“It’s a major surprise that it’s on the charts,” says Michael Infante, chief executive for One Media Publishing, the company behind the “American Boy” cover, which had been available since mid-July but had sold only 17 copies before Estelle’s original was pulled from iTunes. “These things are not put up to fill a void. We don’t do an analysis of the market and then fill the gaps. I mean, I wasn’t even aware the original wasn’t available. This is more of a fluke.”

Soundalike recordings — often called “tribute songs” or “specialty music” within the industry — have been around for decades. Labels like Bell, Embassy, and Hit churned out quickie imitations in the 1950s, but the form reached its commercial apex in the ’70s, when Ronco and K-Tel advertised anonymous cover versions of popular hits on late-night TV commercials, and another label, Pickwick, scored a No. 1 hit in the U.K. with one of its Top of the Pops compilations. These recordings succeeded by offering — at a discount — collections of songs that, due to prohibitive costs, licensing constraints, administrative hassles, and contractual obligations, major labels couldn’t put together themselves.

In the United States, copyright law makes recording and selling any cover song pretty simple. If you want to pimp your own version of “All Summer Long” — itself already a pastiche of “Werewolves of London” and “Sweet Home Alabama” — you don’t need permission from Kid Rock, his publishing company, his record label, or anyone else, for that matter. You just have to notify the song’s writers and publishers and make sure you pay them royalties on each sale of your recording.
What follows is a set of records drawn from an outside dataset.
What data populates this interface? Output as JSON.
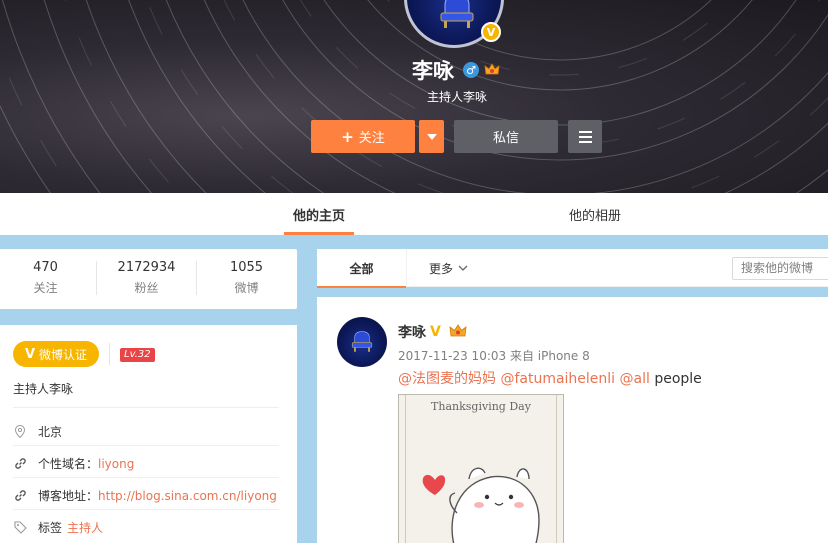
{
  "profile": {
    "name": "李咏",
    "subtitle": "主持人李咏",
    "verified_badge": "V",
    "gender_icon": "♂",
    "follow_label": "关注",
    "message_label": "私信"
  },
  "tabs": [
    {
      "label": "他的主页",
      "active": true
    },
    {
      "label": "他的相册",
      "active": false
    }
  ],
  "stats": [
    {
      "value": "470",
      "label": "关注"
    },
    {
      "value": "2172934",
      "label": "粉丝"
    },
    {
      "value": "1055",
      "label": "微博"
    }
  ],
  "info": {
    "verify_label": "微博认证",
    "verify_mark": "V",
    "level": "Lv.32",
    "description": "主持人李咏",
    "location": "北京",
    "domain_label": "个性域名：",
    "domain_value": "liyong",
    "blog_label": "博客地址：",
    "blog_value": "http://blog.sina.com.cn/liyong",
    "tags_label": "标签",
    "tags_value": "主持人"
  },
  "feed": {
    "tab_all": "全部",
    "tab_more": "更多",
    "search_placeholder": "搜索他的微博"
  },
  "post": {
    "author": "李咏",
    "verified_mark": "V",
    "meta": "2017-11-23 10:03 来自 iPhone 8",
    "mentions": [
      "@法图麦的妈妈",
      "@fatumaihelenli",
      "@all"
    ],
    "text_tail": "people",
    "image_title": "Thanksgiving Day"
  },
  "colors": {
    "accent": "#ff8140",
    "verified": "#f7b500",
    "link": "#eb7350",
    "page_bg": "#a7d3ec"
  }
}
But the rise of digital retailers like iTunes, Amazon, and eMusic has changed the landscape in the last few years. Where previously, soundalike recordings struggled to find shelf space in music stores, now they’re as easily accessible as most any other recording. Furthermore, when buying music can be accomplished with a mouse click and most tracks cost less than a dollar, customers are more likely to take a flyer on a curiosity or — as some critics of soundalikes would contend — be fooled into buying something they never wanted. None of this can be particularly pleasing to labels already facing a rather dire business environment.

“Tributes are not liked by some majors,” says Infante. “But let’s remember one thing: Publishers, writers, and composers all collect their royalties here. So when the label bleats on behalf of the artist, it’s not always the whole story.”

Read more about soundalikes in the Nov. 2008 issue of SPIN, on newsstands now.